(App and web page records)
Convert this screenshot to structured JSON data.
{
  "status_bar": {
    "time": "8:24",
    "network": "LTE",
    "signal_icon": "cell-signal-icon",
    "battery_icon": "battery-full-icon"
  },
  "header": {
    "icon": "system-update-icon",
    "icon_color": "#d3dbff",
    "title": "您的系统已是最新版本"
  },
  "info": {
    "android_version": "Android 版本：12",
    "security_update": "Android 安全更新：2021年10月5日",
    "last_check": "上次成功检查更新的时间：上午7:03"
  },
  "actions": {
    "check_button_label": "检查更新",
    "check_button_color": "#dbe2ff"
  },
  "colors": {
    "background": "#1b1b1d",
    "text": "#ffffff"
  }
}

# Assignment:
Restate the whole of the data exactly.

# Exercise response:
Convert this screenshot to structured JSON data.
{
  "status_bar": {
    "time": "8:24",
    "network": "LTE",
    "signal_icon": "cell-signal-icon",
    "battery_icon": "battery-full-icon"
  },
  "header": {
    "icon": "system-update-icon",
    "icon_color": "#d3dbff",
    "title": "您的系统已是最新版本"
  },
  "info": {
    "android_version": "Android 版本：12",
    "security_update": "Android 安全更新：2021年10月5日",
    "last_check": "上次成功检查更新的时间：上午7:03"
  },
  "actions": {
    "check_button_label": "检查更新",
    "check_button_color": "#dbe2ff"
  },
  "colors": {
    "background": "#1b1b1d",
    "text": "#ffffff"
  }
}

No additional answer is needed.